INSTRUCTIONS TO FOLLOW: Determine how many lines in the listing contain the string "Global"; respond with the number alone.

LISTED ENTRIES:
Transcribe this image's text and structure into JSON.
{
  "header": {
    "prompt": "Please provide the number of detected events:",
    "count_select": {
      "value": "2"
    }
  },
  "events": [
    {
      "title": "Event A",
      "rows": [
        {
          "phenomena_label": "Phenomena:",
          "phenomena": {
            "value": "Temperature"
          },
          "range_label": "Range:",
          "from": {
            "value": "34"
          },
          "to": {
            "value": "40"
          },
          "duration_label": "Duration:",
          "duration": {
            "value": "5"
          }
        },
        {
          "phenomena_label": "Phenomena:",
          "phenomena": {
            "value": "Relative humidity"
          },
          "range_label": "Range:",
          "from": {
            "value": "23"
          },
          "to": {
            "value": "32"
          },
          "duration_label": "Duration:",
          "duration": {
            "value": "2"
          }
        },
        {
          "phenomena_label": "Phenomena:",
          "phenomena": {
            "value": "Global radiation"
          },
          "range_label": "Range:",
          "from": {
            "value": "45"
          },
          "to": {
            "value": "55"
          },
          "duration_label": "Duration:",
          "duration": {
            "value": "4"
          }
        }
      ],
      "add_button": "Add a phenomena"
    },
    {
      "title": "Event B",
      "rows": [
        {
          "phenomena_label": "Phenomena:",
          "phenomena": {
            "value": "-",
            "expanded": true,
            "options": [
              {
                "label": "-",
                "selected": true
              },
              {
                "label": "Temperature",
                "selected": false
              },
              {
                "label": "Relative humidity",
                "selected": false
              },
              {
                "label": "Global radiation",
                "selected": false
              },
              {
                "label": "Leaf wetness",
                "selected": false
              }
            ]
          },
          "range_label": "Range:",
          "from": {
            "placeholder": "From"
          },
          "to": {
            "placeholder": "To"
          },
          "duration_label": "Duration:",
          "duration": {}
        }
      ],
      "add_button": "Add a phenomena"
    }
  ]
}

ANSWER TO THIS TASK: 2